Thursday, October 17, 2013

Picking pigs

Pig selection was different this particular year.  Before, the children had looked the piglets over and picked which ones they wanted.  This eventful year, there was a drawing.  Amazingly, each child STILL got the pig they had wanted.  

The year before, our pig came from a nearby pig farmer who had a large operation.  He was an excellent farmer, but it was clearly a business.  He provided for every need, and our pig was healthy but totally wild.  She was rowdy from the start and I’m not sure Ryan ever really connected with her.  She certainly never settled down enough to be a pet.  

This particular year, there was a clear difference.  All our pigs came from Mr. Barnman’s brother.  He had lots of pigs, but it was more than a business to him.  It was fun.  As we entered the barn for the first time, the pigs greeted us.  Curious, they sniffed our feet and nibbled at our shoe laces.  Those pigs were used to being greeted, petted, enjoyed and their response was much different.  I thought perhaps Mr. Barnman had been keeping the pigs a few weeks, but he corrected me.  “No, I picked them up Saturday morning.  They’ve been here three days.  They were sweet like this when I got them.”  He explained that his brother spent time with the pigs and enjoyed the piglets.  Clearly, time spent in the pigpen had made a difference.  

The boys wanted to chase the pigs, but Mr. Barnman discouraged it.  He explained that, when the pigs get upset and start running, they don’t pay attention and are likely to run into the feed bin or even the walls of their pen.   If they start running, he said, they were too likely to injure themselves.  A limping pig can’t show.  

Ryan had the good sense to wear his “pig boots”, special rubber boots for wading in the pigpen.  I forgot about the muck and wore my tennis shoes.  I was confident I could stay out of the mud and manure.  After all, it was Ryan’s pig.  I would just watch from the side.  I was careful with every step.  Ryan waded right in, confident he would avoid all the “smelly spots”.  Almost immediately, Ryan’s new pig rooted with her snout in the mud, then headed straight for Ryan.  She nuzzled him with her nose, smearing his leg with mud.  

When we climbed back into the car to head home, I smelled a familiar essence.  “Ryan, one of us smells like pig.  I can’t believe we smell like pigs already.  Did you step in the pig manure?” I asked.  “No, it must have been you,” he insisted.  Once home, we both checked our boots, but they all looked fairly clean.  Regardless, after only a few minutes with the pigs, we smelled just like them. 

We had been showing pigs for a while, but we learned some important things that evening.  Pigs respond in kind to the care they receive.  Generally speaking, a piglet that is treated with kindness is a pretty nice piglet.

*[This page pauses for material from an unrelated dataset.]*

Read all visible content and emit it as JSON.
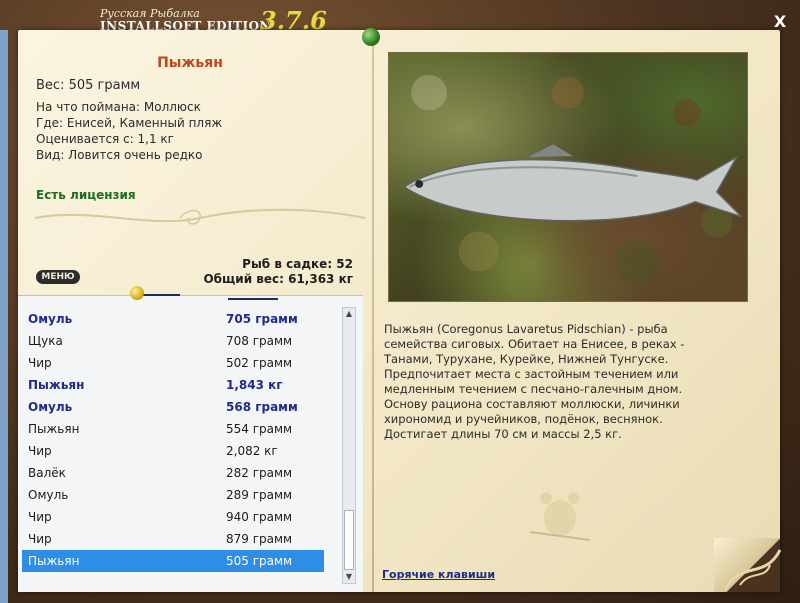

Pigs like to share their dirt. That's why Ryan's pig nuzzled him with her muddy snout. She was just sharing her fun.  If you want to go in the pigpen without getting dirty, you have to plan ahead or you will be as pungent as the pigs when you leave.

There was another boy once who had a very nice home, but thought big city life was pretty exciting.  He found, however, that it didn't work out quite as well as he expected.  In fact, that big fancy life of his turned out to be a kind of pigpen.  Everyone was eager to share the "dirt" they had learned to enjoy. It started nice but ended up a stinky mess.  Before long, he wasn't just as bad as his friends, he was in a real pigpen himself, wishing he could eat what the pigs were eating.  In that pigpen, he came to his senses, made a quick 180 and headed back home.  He must have smelled like the pigs.  Phew!  They smell bad, and he did too, but his dad loved wayward boys like Mr. Barnman's brother loved little piglets.  He responded with such kindness that the stinky boy felt welcomed and loved.

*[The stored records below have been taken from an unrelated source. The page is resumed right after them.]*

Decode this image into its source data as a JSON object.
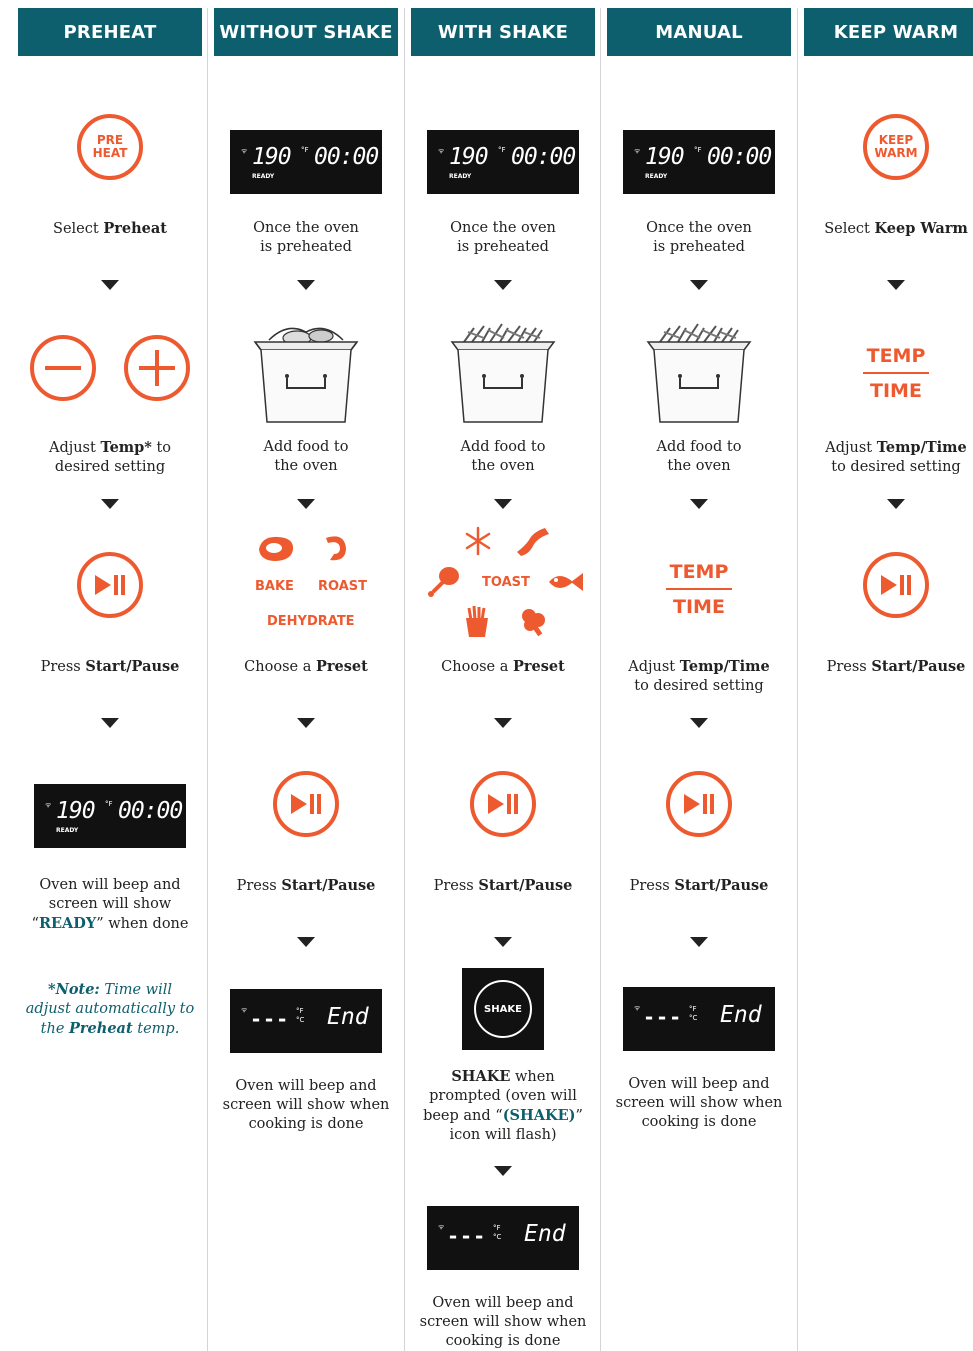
{
  "headers": [
    "PREHEAT",
    "WITHOUT SHAKE",
    "WITH SHAKE",
    "MANUAL",
    "KEEP WARM"
  ],
  "display": {
    "temp": "190",
    "time": "00:00",
    "unit_f": "°F",
    "unit_c": "°C",
    "ready": "READY",
    "dashes": "---",
    "end": "End"
  },
  "icons": {
    "preheat_line1": "PRE",
    "preheat_line2": "HEAT",
    "keepwarm_line1": "KEEP",
    "keepwarm_line2": "WARM",
    "temp": "TEMP",
    "time": "TIME",
    "shake": "SHAKE"
  },
  "presets_no_shake": {
    "bake": "BAKE",
    "roast": "ROAST",
    "dehydrate": "DEHYDRATE"
  },
  "presets_shake": {
    "toast": "TOAST"
  },
  "text": {
    "select": "Select ",
    "preheat": "Preheat",
    "keep_warm": "Keep Warm",
    "once_oven_1": "Once the oven",
    "once_oven_2": "is preheated",
    "adjust": "Adjust ",
    "temp_star": "Temp*",
    "to": " to",
    "desired_setting": "desired setting",
    "to_desired_setting": "to desired setting",
    "temp_time": "Temp/Time",
    "add_food_1": "Add food to",
    "add_food_2": "the oven",
    "press": "Press ",
    "start_pause": "Start/Pause",
    "choose_a": "Choose a ",
    "preset": "Preset",
    "beep_ready_1": "Oven will beep and",
    "beep_ready_2": "screen will show",
    "beep_ready_q1": "“",
    "beep_ready_ready": "READY",
    "beep_ready_q2": "” when done",
    "note_label": "*Note:",
    "note_1": " Time will",
    "note_2": "adjust automatically to",
    "note_3a": "the ",
    "note_3b": "Preheat",
    "note_3c": " temp.",
    "done_1": "Oven will beep and",
    "done_2": "screen will show when",
    "done_3": "cooking is done",
    "shake_bold": "SHAKE",
    "shake_1": " when",
    "shake_2": "prompted (oven will",
    "shake_3a": "beep and “",
    "shake_3b": "(SHAKE)",
    "shake_3c": "”",
    "shake_4": "icon will flash)"
  },
  "colors": {
    "header_bg": "#0e5f6d",
    "accent": "#ee5a2f",
    "display_bg": "#111111"
  }
}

There is a lesson in the pigpen for all of us.  We may not end up there because we have chosen a stinky lifestyle, or because we have run out of other options, but at some point we all want what we don't have enough to make some pretty bad decisions that can get us in trouble.  Most of us will have at least a little time in a pigpen of our own making.  What I hope we will always have is someone clean who is waiting to welcome us back with open arms and a warm heart.  For those of us on the other side of the pigpen, may we always be the clean one with the warm heart and the widespread arms.  That's who I want to be. What about you?